Sunday, March 21, 2010

Picking Up The Check

Unless you are living under a rock, or are independently wealthy, it should be obvious to everyone that we are in the midst of the severest recession since the Great Depression. I don't know anyone, myself included, who has not had to cut back somewhere and do more with less.

Senior citizens are feeling the pinch especially hard, since their income is fixed, and they received no COLA increase this year as their expenses continued to rise.  Many of us still in the workforce and fortunate enough to remain gainfully employed have had to forego annual raises, bonuses and other compensation that had become as expected and certain as Spring's melting of winter snowfalls.

As I drove around the Township this gorgeous weekend, I passed numerous projects for new businesses that, largely due to the economy, have stalled or evaporated. They're projects that, as proposed, would have brought much needed jobs and tax revenue to our community.

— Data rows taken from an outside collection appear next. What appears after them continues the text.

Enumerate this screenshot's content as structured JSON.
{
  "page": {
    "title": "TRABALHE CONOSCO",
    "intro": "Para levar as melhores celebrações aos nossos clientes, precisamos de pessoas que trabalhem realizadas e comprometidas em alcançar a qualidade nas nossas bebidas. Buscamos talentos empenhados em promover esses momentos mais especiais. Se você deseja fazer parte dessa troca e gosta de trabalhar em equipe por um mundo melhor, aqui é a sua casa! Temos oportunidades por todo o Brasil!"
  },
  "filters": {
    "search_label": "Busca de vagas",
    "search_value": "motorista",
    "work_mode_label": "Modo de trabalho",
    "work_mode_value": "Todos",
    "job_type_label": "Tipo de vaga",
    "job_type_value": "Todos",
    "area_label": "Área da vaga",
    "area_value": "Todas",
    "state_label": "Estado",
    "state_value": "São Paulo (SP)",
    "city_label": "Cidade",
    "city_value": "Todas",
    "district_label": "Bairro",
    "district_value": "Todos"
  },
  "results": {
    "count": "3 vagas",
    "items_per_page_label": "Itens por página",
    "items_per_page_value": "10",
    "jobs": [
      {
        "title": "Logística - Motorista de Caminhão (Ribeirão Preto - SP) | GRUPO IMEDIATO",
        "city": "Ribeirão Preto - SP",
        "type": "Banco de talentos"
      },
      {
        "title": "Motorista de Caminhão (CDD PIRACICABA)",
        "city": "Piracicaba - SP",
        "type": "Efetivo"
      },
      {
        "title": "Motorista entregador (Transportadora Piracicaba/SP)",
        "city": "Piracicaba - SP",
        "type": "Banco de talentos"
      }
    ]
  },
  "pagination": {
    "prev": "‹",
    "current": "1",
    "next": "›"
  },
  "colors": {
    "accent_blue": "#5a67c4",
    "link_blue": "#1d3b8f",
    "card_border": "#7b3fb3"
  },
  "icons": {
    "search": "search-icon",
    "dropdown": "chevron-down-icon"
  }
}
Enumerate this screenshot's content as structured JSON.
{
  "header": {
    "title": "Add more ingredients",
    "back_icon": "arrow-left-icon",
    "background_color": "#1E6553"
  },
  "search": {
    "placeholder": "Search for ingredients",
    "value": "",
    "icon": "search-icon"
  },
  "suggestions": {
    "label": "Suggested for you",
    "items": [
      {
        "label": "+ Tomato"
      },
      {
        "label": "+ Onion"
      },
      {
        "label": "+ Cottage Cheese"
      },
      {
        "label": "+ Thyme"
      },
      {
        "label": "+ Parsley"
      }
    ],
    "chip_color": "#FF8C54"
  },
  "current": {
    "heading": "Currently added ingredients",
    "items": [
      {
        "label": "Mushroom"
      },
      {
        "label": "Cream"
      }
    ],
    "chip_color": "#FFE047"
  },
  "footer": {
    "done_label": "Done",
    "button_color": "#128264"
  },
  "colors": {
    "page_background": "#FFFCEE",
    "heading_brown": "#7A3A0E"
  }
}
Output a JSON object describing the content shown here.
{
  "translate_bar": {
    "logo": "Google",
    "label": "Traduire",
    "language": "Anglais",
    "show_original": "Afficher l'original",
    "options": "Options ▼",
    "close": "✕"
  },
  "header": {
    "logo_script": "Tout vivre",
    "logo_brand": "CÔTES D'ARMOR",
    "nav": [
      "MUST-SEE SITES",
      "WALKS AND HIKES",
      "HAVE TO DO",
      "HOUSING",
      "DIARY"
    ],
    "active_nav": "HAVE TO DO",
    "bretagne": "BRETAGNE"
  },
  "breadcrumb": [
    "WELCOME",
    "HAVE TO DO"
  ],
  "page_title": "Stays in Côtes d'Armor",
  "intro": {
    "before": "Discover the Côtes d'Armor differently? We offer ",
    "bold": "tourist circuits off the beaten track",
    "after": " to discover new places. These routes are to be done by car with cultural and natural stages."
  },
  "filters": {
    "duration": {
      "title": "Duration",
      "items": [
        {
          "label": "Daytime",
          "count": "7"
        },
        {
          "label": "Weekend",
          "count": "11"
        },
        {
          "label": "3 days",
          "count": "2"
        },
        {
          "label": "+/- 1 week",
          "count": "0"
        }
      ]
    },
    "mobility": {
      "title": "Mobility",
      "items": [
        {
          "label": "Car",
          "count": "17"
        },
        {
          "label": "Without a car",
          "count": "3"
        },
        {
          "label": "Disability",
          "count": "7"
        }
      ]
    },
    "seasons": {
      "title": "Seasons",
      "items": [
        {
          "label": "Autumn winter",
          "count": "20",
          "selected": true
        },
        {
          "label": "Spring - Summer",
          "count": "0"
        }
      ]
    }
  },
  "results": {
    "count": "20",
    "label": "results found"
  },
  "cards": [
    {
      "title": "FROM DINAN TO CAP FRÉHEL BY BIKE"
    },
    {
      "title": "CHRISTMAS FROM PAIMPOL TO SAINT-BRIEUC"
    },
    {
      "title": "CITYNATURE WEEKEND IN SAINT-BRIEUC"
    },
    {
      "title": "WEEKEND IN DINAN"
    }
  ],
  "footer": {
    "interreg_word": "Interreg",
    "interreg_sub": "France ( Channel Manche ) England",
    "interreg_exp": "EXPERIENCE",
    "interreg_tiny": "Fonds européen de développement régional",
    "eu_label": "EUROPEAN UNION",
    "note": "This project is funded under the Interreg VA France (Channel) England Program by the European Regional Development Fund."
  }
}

There was the proposed Turkey Hill gas station and quicki-mart that would have gone in opposite Brother Paul's. There was the new WaWa that was going to go on the former Norristown Ford property. There have been a couple of proposals for use of the Collegeville Inn property.  There was the strip shopping center that would have gone on the corner of Egypt and Pinetown Roads, and there were also several projects proposed down in the Corporate Center.

And, of course, the American Revolution Center museum project, which, while driven out more by a vocal special interest group than the economy, would have brought in the neighborhood of a million a year in revenue to the community as well as several hundred jobs.  Ouch! I think we're going to miss that.

And that's not counting some of the businesses that were viable but have closed and gone away, like K-mart, or the Hullabaloo party store.  I'm hearing that Blockbuster is nearing bankruptcy, so I guess that building may be empty soon, too.

To be sure, we've had a few new businesses locate here, but by and large, they are small, mom-and-pop type stores like the Morning Mug, Keystone Grill and the Collegeville Bakery, which don't add large-scale revenue or employment.

Keeping all this in mind, and realizing that new residential housing construction starts and the revenue they generate are at practically zero, too ... how are we, as a township and a school district, going to continue to pay the bills this year and in the next couple of years afterward until, hopefully, the economy fully recovers?

Although Lower Providence has enjoyed six years or more without a tax increase to its residents, I think it's realistic to say those days are over. The last Board of Supervisors did a fantastic job of keeping or increasing the levels of service without raising taxes for that period of time, and trying to attract and keep businesses here, but only so much can be done. Grant money has largely dried up and there's more competition for what's out there. Our federal and state governments have less to pass onto us as well.

And don't get me started on Methacton's property tax bills. Everywhere I go, that's the No. 1 complaint I hear about local government.  Yes, it even beats out the trash issue.

In fact many people think that when their tax bill increases, it's the Township's doing. Especially if you are one those folks who never sees your tax bills because they go right to your mortgage holder's escrow company for payment, you may not realize that your school property tax bill and your township tax bill are two different things. One's risen dramatically, the other has not risen at all in recent years.

Here's what I want to know. Considering that local government will have to either cut services or raise taxes, or both, what things do you think should be on the chopping block? What things as a community would we choose to do differently, put on the back burner for now, or do with less of?  And let's assume that raising taxes is not an option, shall we? I don't know anyone who can afford it at this point.

It's going to require some hard decisions, but our local elected officials will begin the budgeting process in six short it's worth thinking about now. Unless, of course, by some miracle we start attracting new business and stop driving out the ones that want to be here, as the current BOS seems to be adept at.

Do we cut back on after-school programs and sports, as some school districts nearby have done?  Do we increase class sizes and reduce staff? Forego all the cutting edge gizmos like smart boards for class instruction?

Do we reduce the size of our police force and forego some level of safety and emergency preparedness, or ask local nearby communities without one to help us share the cost of providing protection to them when called upon to do so?

Do we eliminate donations to worthy institutions like the fire department , ambulance center and library?

I think the Township staff is doing a good job of trying to manage investment revenue smartly, streamline costs, work out sourcing deals, use service vehicles as long as possible, etc. but perhaps more ideas are out there. 

I have no idea what Methacton's administration has been working on in this regard (there are only so many hours in a week, I can't attend every meeting around here), but maybe someone familiar with their efforts in this regard can enlighten us.

I'd love to hear your thoughts, and I'm sure our elected officials are listening, too.

1 comment:

Anonymous said...

The leadership in Lower Providence has improved since the last election. Township tax is a lower percentage compared to school and country taxes. I think the township could do more to publish where the money goes. While the township website has some good information about the source of taxes, it would be helpful to publish the facts about where the money goes before raising the taxes. Also, it would be interesting to know what tax revenue is lost by the vacant businesses before asserting tax increases are needed to cover those missing taxes (example - someone is still paying property taxes on the vacant K-Mart building).